▶ [Work instruction]:
Go to the line with "What's the underlying" in the records below, then output it and each following line exactly, up to and including the line with "Enumerate this screenshot's". Skip pictures and add nothing.

▶ [Extracted data]:
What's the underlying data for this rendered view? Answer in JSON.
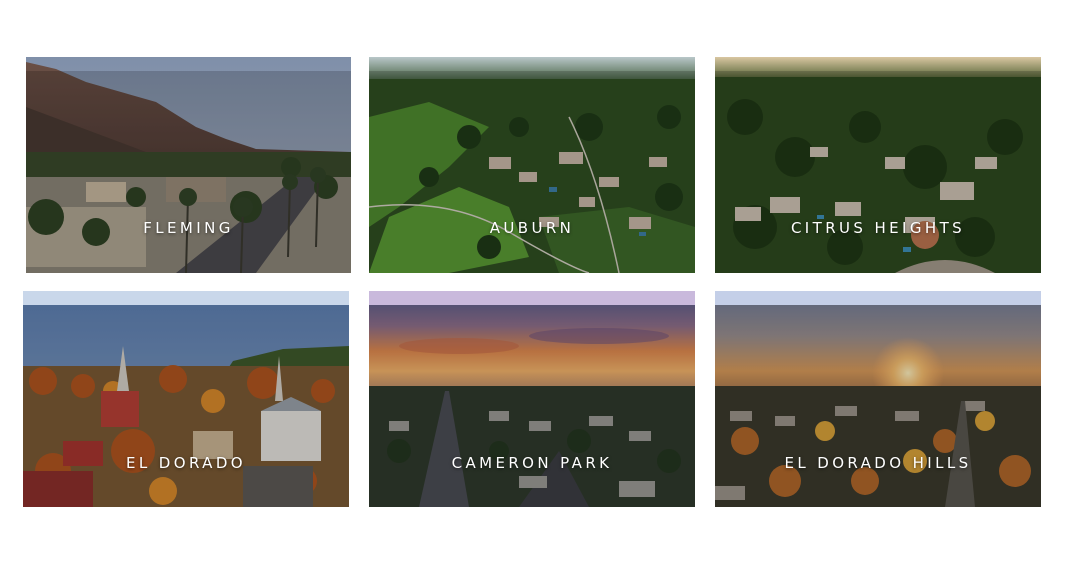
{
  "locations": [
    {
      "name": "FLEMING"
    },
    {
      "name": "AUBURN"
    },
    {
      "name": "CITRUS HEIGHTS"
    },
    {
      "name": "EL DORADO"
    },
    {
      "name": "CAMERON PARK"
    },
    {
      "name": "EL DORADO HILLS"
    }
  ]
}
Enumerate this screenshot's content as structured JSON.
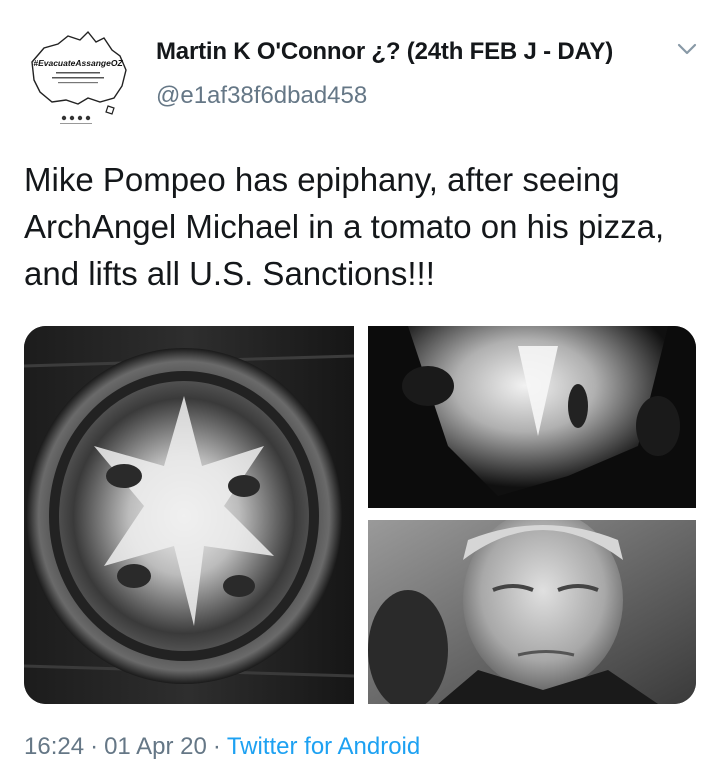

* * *

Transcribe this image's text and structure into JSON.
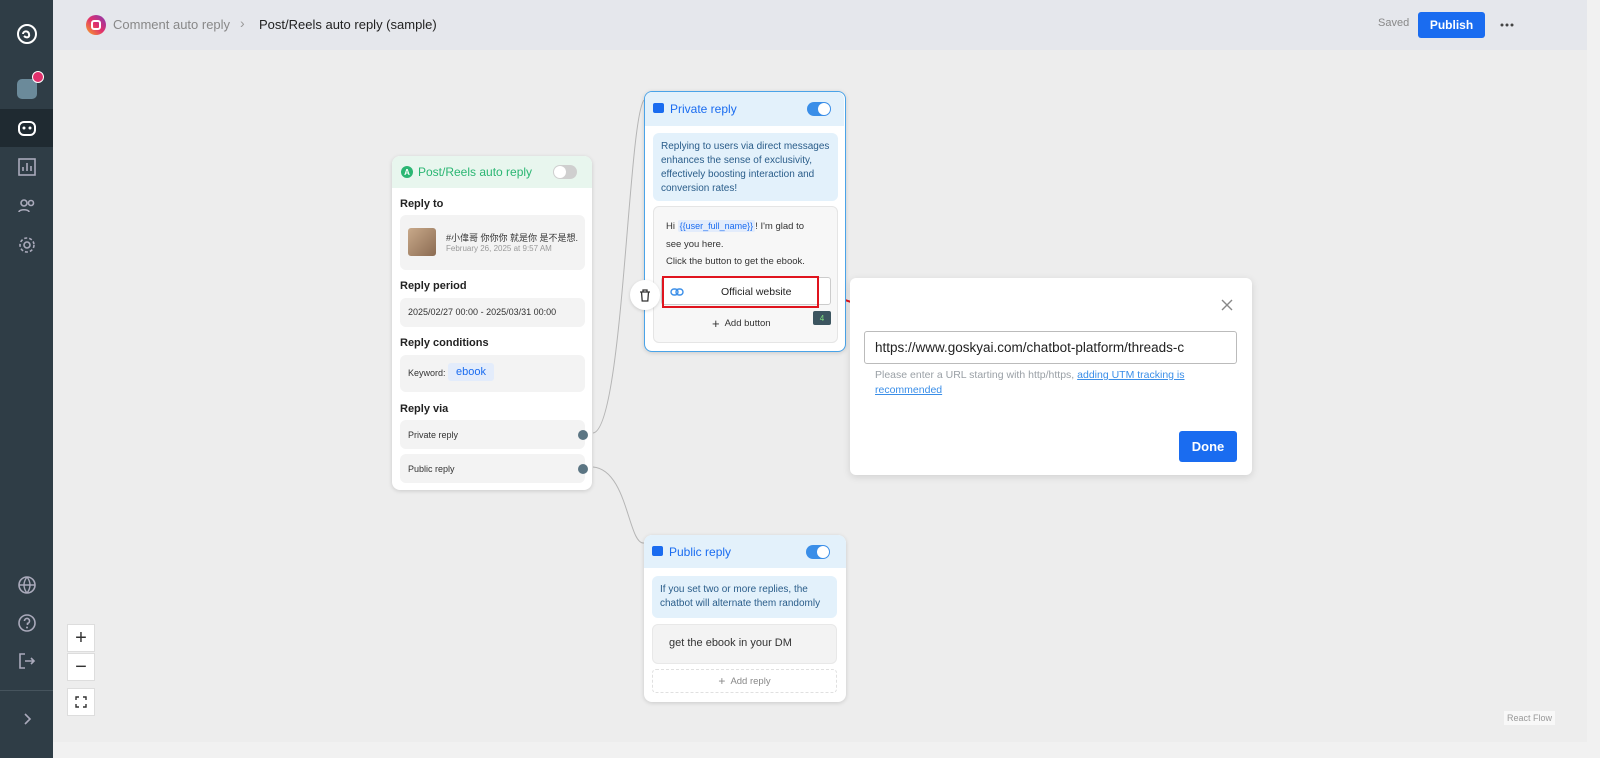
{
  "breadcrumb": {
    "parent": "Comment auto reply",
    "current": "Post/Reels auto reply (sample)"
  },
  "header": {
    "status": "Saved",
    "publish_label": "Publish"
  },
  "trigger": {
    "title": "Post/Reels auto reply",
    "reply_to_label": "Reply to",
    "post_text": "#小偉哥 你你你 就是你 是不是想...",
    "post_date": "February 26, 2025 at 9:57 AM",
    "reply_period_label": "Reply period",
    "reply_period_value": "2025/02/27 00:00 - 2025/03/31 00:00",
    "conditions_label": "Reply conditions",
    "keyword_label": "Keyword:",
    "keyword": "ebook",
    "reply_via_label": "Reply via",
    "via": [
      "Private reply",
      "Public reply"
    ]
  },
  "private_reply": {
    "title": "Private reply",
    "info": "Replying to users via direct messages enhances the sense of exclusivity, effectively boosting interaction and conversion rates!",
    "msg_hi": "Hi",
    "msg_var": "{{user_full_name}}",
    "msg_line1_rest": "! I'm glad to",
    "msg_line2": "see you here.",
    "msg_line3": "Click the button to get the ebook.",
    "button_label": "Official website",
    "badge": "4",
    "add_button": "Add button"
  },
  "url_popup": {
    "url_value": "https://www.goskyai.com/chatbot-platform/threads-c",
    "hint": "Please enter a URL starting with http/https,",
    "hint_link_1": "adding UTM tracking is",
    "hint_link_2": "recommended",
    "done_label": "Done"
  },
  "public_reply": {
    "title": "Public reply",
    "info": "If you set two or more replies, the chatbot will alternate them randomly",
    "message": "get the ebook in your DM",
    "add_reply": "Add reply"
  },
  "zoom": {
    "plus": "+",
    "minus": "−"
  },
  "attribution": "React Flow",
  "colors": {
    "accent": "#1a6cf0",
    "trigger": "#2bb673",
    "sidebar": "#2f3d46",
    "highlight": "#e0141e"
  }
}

▶ [Solution for this problem]:
What's the underlying data for this rendered view? Answer in JSON.
{
  "locations": [
    {
      "name": "FLEMING"
    },
    {
      "name": "AUBURN"
    },
    {
      "name": "CITRUS HEIGHTS"
    },
    {
      "name": "EL DORADO"
    },
    {
      "name": "CAMERON PARK"
    },
    {
      "name": "EL DORADO HILLS"
    }
  ]
}
Enumerate this screenshot's content as structured JSON.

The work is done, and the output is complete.